To examine whether poor growth in utero or young childhood is associated with adult abdominal fatness in a developing country context, the authors analyzed prospectively collected data on 372 female and 161 male Guatemalans measured as children between 1969 and 1977 and remeasured as adults in 1988-1989 (men and women) and 1991-1994 (women only).
Childhood stunting (height-for-age z score) was associated with a lower body mass index and percent body fat in men, while no associations were found in women.
In both sexes, however, severely stunted children had significantly greater adult abdominal fatness (waist : hip ratio), once overall fatness and confounders were controlled.

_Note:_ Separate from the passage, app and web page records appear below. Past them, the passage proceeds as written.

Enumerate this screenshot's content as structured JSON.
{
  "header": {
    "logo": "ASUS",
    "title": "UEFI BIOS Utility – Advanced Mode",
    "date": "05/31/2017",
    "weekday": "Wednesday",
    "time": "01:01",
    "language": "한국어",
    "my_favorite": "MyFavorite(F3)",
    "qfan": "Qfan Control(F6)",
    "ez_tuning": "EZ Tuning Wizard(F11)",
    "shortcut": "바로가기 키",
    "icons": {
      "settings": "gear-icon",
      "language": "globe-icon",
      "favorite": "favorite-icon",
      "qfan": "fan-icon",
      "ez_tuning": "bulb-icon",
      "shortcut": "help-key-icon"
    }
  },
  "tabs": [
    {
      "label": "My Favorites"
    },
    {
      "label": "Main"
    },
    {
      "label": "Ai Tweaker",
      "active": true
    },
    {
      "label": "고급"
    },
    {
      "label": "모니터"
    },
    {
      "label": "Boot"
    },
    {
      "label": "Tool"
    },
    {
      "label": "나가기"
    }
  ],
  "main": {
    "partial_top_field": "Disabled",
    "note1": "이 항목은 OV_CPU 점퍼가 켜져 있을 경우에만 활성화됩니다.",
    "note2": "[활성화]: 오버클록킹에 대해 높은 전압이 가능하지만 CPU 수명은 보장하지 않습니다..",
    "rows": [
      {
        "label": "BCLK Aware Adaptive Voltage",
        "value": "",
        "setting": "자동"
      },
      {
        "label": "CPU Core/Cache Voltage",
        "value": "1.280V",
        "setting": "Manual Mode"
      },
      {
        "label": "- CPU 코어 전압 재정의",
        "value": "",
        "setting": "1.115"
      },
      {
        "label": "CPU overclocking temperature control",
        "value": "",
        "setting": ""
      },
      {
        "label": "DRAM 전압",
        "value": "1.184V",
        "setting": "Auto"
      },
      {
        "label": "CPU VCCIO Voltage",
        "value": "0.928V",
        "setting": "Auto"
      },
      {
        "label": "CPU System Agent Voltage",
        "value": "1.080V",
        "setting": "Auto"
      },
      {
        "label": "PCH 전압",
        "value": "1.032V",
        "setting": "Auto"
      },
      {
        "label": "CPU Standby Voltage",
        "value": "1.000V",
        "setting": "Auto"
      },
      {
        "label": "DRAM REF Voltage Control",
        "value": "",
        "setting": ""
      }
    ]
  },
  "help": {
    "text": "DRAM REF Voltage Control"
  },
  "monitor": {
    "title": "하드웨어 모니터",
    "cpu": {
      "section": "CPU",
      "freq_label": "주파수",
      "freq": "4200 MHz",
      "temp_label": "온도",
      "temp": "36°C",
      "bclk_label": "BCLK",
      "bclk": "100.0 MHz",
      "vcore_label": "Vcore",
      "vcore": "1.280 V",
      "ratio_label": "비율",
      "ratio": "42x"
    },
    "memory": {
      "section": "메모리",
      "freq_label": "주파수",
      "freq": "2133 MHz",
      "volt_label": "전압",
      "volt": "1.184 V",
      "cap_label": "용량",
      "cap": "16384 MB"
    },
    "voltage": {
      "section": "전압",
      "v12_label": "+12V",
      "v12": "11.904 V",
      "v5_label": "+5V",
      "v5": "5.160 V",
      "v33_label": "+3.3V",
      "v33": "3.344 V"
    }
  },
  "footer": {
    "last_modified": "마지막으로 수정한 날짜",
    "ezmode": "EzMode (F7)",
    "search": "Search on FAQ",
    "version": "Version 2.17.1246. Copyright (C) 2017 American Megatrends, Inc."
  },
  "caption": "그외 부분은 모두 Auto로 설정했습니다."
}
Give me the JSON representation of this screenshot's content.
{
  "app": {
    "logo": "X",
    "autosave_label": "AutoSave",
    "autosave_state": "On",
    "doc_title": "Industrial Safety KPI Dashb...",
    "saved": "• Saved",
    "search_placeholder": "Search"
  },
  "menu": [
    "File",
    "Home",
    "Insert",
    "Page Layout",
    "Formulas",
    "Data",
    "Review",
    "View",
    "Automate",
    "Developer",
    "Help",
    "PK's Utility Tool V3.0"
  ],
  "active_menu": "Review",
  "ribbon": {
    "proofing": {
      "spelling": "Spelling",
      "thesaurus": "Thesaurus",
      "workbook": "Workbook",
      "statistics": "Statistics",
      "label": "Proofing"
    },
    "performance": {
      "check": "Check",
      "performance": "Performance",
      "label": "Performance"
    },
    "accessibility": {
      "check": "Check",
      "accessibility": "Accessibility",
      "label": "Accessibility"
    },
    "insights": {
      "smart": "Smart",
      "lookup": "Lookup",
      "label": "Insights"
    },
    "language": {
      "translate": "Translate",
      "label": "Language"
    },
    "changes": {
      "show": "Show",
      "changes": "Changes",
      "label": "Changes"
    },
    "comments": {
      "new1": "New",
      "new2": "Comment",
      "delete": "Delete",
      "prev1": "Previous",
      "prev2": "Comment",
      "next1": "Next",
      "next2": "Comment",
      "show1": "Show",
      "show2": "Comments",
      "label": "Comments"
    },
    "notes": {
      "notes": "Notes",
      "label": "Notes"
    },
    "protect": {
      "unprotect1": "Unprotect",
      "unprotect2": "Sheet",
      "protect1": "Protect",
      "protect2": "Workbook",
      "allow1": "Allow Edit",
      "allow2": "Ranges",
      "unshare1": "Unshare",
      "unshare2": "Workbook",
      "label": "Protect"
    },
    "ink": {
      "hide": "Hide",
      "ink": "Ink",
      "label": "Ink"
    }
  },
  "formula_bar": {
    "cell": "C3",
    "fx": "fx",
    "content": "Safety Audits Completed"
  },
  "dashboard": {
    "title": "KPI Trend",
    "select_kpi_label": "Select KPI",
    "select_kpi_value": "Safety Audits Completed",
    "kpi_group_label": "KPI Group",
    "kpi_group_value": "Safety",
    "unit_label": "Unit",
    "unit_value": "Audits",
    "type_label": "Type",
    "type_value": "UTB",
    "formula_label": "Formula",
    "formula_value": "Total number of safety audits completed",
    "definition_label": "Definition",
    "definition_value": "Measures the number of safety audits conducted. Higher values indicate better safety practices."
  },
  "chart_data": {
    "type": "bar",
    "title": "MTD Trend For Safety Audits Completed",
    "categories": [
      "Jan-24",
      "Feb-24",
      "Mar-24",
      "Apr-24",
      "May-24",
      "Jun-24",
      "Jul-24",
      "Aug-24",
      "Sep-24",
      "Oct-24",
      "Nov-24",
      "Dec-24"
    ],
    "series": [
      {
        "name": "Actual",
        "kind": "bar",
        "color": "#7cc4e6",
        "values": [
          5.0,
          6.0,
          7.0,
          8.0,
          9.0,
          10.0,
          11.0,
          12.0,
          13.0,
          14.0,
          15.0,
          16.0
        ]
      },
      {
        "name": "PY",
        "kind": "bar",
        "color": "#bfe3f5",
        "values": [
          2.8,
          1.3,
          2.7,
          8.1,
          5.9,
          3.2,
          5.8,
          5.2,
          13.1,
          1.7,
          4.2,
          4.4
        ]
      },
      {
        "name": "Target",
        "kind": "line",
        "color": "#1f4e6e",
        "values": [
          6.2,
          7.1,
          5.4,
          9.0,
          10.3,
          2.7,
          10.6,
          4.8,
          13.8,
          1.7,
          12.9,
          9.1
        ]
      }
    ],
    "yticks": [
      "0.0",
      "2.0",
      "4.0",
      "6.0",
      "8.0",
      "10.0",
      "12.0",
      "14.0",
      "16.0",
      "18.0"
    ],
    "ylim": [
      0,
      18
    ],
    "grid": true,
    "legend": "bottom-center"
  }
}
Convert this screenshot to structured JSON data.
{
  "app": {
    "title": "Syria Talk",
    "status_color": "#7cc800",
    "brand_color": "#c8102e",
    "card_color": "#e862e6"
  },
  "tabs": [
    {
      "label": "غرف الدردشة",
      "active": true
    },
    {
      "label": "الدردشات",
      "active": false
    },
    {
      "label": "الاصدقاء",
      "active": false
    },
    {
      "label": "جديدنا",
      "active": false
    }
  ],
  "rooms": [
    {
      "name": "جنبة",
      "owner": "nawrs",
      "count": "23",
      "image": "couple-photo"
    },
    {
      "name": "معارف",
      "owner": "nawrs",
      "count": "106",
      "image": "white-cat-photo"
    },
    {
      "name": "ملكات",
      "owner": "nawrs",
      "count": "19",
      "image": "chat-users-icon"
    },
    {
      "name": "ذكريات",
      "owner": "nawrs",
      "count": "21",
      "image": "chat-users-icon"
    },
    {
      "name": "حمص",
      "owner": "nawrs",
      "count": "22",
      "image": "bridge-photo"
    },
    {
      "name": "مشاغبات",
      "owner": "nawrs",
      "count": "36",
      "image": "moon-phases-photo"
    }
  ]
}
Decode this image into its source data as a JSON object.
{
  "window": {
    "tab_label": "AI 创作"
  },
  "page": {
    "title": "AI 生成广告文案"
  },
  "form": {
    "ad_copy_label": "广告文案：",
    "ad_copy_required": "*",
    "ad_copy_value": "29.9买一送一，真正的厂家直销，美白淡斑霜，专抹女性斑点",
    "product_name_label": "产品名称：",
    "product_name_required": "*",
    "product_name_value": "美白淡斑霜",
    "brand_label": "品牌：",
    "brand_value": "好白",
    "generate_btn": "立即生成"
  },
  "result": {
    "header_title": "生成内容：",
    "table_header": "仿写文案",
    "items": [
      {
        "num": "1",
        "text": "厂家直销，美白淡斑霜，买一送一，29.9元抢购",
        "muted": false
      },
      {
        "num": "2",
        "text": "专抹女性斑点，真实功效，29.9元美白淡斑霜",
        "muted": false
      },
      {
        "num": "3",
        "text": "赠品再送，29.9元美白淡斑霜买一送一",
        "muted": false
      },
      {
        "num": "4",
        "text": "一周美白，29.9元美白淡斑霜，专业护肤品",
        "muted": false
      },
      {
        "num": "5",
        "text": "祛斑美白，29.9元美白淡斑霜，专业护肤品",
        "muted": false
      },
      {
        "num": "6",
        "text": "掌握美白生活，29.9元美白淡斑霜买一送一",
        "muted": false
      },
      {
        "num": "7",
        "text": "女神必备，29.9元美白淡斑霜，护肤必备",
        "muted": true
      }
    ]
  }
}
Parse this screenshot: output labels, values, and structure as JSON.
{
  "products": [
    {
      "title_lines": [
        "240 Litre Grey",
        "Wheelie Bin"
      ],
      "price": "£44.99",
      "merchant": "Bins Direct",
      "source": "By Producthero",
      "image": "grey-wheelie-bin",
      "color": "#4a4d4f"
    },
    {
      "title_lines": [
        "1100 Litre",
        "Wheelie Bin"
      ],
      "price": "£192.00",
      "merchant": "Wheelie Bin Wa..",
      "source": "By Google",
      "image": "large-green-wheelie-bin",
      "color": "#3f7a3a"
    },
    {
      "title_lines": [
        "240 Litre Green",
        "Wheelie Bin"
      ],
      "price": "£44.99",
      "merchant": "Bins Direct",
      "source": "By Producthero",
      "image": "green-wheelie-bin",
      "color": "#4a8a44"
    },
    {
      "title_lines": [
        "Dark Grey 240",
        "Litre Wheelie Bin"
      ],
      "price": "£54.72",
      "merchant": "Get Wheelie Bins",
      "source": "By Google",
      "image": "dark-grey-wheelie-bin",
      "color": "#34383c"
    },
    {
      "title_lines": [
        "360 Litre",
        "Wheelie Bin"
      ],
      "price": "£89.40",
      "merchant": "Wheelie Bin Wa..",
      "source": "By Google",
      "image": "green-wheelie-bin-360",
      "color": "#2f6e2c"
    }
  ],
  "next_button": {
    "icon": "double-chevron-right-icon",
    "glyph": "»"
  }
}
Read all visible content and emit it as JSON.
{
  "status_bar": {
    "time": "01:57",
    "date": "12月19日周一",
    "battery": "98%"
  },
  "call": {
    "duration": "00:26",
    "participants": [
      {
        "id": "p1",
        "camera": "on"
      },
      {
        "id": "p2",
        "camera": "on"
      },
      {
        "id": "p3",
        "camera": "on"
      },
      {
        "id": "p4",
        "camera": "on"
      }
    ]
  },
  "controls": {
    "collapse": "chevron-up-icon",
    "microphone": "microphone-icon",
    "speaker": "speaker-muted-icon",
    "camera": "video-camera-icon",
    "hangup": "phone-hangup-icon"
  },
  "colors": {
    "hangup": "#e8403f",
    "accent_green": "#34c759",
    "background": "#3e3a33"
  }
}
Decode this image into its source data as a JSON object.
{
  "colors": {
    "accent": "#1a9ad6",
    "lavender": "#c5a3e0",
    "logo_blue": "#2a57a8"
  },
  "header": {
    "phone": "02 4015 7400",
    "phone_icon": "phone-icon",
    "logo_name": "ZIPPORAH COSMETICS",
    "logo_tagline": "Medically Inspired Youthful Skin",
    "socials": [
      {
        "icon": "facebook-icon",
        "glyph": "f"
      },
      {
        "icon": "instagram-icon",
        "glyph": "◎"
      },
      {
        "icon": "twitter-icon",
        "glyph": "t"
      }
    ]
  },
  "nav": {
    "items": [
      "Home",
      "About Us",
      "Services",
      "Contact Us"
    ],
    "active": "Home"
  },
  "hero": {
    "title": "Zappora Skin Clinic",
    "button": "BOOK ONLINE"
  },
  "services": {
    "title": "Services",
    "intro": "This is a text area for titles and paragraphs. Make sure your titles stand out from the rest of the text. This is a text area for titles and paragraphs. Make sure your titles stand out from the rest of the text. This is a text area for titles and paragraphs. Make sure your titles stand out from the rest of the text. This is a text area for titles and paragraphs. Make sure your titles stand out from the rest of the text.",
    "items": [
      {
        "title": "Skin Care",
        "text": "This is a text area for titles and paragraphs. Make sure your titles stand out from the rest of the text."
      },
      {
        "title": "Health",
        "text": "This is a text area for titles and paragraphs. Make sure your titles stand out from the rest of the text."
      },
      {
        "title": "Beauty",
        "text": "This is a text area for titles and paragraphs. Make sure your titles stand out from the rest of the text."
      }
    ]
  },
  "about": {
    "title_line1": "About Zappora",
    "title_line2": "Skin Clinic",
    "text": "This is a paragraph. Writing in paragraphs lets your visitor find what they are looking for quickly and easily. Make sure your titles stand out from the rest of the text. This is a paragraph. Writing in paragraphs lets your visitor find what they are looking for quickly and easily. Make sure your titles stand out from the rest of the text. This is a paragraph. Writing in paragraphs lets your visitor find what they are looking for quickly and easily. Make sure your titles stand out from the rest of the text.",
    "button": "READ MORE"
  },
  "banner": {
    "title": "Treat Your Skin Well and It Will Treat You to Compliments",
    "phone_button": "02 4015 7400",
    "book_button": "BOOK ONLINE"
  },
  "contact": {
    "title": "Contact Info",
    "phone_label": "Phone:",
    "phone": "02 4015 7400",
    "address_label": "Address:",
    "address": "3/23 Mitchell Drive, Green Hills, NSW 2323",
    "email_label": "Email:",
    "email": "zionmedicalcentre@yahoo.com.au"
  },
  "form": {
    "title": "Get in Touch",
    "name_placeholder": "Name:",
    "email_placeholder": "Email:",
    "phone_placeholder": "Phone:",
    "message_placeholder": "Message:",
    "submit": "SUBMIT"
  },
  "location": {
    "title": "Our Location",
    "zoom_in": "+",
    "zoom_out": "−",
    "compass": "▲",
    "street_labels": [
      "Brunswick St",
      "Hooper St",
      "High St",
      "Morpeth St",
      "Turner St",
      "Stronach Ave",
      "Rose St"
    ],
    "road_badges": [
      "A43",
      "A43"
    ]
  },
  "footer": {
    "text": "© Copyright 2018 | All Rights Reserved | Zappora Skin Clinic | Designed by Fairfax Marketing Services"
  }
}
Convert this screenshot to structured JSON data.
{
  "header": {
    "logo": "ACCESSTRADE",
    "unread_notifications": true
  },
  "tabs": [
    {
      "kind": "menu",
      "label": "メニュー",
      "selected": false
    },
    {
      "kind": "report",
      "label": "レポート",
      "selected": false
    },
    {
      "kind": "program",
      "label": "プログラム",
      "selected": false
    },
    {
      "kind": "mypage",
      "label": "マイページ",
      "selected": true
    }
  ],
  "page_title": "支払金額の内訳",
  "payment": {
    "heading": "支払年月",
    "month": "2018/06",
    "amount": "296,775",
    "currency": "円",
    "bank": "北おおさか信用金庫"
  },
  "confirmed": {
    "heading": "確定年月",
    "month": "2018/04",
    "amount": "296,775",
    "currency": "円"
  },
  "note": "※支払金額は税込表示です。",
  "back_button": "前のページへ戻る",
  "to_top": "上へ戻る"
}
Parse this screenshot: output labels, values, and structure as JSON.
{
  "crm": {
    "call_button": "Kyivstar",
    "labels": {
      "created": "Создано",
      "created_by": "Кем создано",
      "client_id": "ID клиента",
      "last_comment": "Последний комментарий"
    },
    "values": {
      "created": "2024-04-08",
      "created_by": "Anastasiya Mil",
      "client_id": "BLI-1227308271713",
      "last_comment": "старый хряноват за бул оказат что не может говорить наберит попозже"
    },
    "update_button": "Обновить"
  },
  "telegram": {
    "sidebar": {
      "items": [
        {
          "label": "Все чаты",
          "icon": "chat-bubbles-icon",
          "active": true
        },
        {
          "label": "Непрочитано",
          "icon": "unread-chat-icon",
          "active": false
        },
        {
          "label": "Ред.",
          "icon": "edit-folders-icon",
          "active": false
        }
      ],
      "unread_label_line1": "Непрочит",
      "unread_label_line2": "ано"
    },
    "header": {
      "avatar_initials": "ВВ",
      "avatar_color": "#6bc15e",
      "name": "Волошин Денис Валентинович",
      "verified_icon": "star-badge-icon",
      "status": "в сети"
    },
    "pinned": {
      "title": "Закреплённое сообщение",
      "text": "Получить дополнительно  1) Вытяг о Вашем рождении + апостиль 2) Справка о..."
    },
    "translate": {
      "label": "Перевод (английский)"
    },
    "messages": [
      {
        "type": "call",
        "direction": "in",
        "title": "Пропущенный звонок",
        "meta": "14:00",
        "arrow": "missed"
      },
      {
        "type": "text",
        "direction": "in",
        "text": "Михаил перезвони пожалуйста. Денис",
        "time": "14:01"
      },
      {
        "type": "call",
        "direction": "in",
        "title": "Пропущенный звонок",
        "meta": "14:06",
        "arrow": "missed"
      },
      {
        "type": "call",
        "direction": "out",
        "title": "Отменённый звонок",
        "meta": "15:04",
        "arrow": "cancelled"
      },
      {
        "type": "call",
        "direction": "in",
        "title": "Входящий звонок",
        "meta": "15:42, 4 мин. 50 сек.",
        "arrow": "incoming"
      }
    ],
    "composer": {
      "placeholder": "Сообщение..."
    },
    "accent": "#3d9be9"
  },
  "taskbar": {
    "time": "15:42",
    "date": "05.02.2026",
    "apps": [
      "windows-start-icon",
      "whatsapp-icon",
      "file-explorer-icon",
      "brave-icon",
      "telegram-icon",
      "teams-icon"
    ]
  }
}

The adult waist : hip ratio (x100) was increased by 0.65 (95% confidence interval 0.10 to1.20) in men and 0.29 (95% confidence interval - 0.03 to 0.61) in women for each height-for-age z score less at age three.
Migration to urban centers was significantly associated with an even greater waist : hip ratio in severely stunted females (p=0.03).
In a subsample of 137 women, short and thin newboms had significantly greater adult abdominal fatness compared with long and thin or short and fat newboms or children who became stunted postnatally.
The adult waist : hip ratio (x100) was increased by 1.58 (95% confidence interval 0.35 to 2.81) for each kilogram less birth weight. (...)
Mots-clés Pascal : Obésité, Adulte, Homme, Etude cohorte, Enfant, Développement staturopondéral, Alimentation, Régime alimentaire, Poids naissance faible, Indice masse corporelle, Epidémiologie, Guatemala, Amérique Centrale, Amérique, Etat nutritionnel, Trouble nutrition
Mots-clés Pascal anglais : Obesity, Adult, Human, Cohort study, Child, Somatic growth, Feeding, Diet, Low birth weight, Body mass index, Epidemiology, Guatemala, Central America, America, Nutritional status, Nutrition disorder
Notice produite par :
Inist-CNRS - Institut de l'Information Scientifique et Technique
Cote : 99-0128100
Code Inist : 002B22B. Création : 16/11/1999.